http://www.zyvex.com/nanotech/feynman.html (Feynman's 1959 lecture)

http://www.zyvex.com/nano/

http://www.foresight.org/NanoRev/index.html

www.nanotechbook.com

www.smalltimes.com

www.sciam.com/nanotech

www.nanotechbulletin.com

www.nanobusiness.com

www.nanotech-now.com

nanotechplanet.com

www.qdot.com

www.nano-tex.com

 

 


 
 

Academic Dishonesty and Cheating:

Any confirmed academic dishonesty including but not limited to copying homeworks or cheating on exams, will result in a no-pass or failing grade. You are encouraged to read the campus policies regarding academic integrity.
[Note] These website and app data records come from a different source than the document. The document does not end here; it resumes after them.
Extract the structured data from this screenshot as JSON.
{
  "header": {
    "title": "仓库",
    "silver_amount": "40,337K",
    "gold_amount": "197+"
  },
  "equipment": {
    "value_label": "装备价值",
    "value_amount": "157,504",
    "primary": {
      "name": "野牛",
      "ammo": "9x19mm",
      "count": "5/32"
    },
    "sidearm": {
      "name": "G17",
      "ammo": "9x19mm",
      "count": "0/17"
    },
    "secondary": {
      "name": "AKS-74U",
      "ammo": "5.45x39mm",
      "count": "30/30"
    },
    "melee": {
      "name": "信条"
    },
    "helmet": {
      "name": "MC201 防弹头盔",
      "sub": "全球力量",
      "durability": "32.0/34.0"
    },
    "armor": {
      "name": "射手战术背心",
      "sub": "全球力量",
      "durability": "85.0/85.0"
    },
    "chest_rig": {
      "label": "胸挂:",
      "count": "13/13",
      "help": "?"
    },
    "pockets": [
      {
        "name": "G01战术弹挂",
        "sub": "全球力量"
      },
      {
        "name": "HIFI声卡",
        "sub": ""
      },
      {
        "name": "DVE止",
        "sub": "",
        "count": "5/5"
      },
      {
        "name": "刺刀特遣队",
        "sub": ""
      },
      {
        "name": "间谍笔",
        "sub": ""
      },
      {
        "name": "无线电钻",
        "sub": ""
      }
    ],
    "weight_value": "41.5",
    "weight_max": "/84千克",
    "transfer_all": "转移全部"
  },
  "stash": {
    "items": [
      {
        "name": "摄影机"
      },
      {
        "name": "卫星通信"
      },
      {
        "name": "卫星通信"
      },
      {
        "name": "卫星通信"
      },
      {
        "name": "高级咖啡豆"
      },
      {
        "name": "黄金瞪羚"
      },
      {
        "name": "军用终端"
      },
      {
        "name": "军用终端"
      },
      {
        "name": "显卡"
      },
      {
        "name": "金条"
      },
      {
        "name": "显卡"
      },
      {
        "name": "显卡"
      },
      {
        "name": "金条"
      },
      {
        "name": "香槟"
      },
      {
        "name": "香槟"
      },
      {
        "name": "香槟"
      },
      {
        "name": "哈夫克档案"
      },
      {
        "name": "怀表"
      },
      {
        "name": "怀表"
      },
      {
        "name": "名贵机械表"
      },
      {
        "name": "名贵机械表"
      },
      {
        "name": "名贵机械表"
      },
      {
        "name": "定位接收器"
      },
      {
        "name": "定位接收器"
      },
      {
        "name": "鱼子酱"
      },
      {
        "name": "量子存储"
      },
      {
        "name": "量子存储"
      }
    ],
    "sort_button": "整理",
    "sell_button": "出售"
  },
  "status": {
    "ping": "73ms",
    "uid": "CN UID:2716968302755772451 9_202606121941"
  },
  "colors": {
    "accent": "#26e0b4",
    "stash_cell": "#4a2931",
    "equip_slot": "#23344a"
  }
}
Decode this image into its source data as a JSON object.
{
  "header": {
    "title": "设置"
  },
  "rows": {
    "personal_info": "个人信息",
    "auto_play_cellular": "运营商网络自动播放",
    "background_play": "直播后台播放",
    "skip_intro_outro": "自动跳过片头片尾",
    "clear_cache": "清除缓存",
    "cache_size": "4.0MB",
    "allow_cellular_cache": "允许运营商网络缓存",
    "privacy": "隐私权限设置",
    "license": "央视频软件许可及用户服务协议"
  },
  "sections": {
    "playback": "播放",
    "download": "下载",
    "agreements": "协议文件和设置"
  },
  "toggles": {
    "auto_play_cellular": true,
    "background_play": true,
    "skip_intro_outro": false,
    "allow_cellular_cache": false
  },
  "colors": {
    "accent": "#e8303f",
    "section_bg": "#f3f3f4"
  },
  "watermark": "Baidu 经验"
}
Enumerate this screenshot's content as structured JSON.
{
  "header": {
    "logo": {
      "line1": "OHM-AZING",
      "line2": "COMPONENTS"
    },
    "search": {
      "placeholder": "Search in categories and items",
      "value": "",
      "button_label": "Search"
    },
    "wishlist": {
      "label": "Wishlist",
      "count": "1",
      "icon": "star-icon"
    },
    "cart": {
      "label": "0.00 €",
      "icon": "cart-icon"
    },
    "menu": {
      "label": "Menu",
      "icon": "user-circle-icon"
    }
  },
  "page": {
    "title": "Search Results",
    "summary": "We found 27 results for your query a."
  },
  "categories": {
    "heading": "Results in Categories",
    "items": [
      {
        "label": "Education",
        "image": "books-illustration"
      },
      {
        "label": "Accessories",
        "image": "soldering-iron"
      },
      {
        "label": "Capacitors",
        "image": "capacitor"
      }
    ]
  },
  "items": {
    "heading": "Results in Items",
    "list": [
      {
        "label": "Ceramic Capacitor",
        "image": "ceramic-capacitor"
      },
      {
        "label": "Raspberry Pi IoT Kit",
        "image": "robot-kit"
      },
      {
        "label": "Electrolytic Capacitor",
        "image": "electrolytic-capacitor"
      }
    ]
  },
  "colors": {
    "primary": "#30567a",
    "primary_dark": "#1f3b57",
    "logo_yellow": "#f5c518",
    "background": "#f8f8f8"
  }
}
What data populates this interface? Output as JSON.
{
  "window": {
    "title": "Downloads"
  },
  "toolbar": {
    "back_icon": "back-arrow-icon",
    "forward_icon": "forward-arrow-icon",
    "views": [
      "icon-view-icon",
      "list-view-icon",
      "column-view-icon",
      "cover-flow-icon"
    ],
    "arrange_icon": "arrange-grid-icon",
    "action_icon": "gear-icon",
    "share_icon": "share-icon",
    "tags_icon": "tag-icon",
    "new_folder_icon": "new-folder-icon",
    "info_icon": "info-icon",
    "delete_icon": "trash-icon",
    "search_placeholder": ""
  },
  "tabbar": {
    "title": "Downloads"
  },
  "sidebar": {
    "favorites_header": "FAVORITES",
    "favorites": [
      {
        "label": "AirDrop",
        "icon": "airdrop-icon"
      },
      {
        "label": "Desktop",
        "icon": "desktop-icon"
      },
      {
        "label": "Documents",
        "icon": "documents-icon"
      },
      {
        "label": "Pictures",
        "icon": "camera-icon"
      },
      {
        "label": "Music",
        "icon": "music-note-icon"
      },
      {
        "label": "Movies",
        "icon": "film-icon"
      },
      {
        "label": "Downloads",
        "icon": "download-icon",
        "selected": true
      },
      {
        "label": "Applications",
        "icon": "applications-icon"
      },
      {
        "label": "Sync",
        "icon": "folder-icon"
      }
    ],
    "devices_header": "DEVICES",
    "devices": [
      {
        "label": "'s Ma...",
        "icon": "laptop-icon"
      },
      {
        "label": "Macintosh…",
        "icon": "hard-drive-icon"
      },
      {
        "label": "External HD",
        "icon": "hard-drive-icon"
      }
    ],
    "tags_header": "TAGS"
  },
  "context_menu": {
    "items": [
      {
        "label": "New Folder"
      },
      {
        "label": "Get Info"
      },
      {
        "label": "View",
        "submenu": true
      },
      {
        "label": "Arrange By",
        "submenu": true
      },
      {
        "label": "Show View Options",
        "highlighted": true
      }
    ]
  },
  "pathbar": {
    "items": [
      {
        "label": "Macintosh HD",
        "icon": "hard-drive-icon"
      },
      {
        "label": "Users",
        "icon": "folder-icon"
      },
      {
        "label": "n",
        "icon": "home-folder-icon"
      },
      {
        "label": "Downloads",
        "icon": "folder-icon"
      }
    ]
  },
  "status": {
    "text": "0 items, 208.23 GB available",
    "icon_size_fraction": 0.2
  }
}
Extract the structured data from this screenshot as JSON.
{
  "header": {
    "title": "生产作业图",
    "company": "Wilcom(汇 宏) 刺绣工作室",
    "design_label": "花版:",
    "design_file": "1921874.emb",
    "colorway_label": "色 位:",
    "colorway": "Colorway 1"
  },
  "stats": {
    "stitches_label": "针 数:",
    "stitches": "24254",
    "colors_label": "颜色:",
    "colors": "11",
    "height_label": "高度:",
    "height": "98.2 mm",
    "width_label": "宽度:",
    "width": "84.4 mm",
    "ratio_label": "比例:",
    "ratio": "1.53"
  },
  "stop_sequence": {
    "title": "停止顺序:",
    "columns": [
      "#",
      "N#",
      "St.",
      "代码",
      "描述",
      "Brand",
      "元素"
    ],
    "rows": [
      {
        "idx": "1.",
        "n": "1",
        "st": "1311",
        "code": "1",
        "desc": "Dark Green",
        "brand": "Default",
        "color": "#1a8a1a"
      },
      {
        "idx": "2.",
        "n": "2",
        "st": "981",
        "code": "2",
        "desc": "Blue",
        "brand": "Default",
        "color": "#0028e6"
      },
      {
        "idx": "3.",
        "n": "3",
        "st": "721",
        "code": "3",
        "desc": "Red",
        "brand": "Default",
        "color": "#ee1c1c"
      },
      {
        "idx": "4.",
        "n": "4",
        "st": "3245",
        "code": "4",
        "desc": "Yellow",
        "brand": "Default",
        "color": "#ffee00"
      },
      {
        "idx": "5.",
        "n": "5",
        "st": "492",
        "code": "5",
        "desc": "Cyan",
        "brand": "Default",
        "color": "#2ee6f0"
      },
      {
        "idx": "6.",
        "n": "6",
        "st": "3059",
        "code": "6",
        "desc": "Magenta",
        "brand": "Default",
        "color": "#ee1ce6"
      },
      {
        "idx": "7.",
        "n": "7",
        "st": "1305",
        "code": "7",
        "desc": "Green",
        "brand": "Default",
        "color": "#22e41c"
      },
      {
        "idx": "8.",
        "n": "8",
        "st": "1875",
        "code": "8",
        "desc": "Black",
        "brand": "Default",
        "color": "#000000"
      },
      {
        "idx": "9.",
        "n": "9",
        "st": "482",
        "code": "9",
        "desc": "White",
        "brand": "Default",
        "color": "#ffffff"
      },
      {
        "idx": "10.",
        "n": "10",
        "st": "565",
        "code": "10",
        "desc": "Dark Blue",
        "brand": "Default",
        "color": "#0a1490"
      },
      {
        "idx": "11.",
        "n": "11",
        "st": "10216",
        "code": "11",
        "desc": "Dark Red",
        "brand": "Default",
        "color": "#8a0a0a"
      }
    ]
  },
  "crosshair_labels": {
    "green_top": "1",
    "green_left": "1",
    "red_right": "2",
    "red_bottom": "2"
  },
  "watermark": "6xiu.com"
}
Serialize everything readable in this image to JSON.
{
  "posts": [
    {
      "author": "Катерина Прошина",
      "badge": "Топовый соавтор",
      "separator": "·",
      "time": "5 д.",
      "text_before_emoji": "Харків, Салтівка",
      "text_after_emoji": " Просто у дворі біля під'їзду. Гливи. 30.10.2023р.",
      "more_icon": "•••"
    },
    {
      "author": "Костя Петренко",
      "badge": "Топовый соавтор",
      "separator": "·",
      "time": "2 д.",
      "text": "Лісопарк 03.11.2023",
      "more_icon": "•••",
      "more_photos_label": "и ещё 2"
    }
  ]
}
Examples of cheating include (but are not limited to):

  • Sharing or copying results or other information during an examination.
  • Working on an exam before or after the official time allowed.
  • Use of information from the internet without proper referencing and consultation with the instructor.
  • Submitting homework that is not your own work.
  • Reading another student's homework solution before it is due.
  • Allowing someone else to read your homework solution before the assignment is due.
  • Use homework solutions from previous years.

Copyright: Holger Schmidt 2010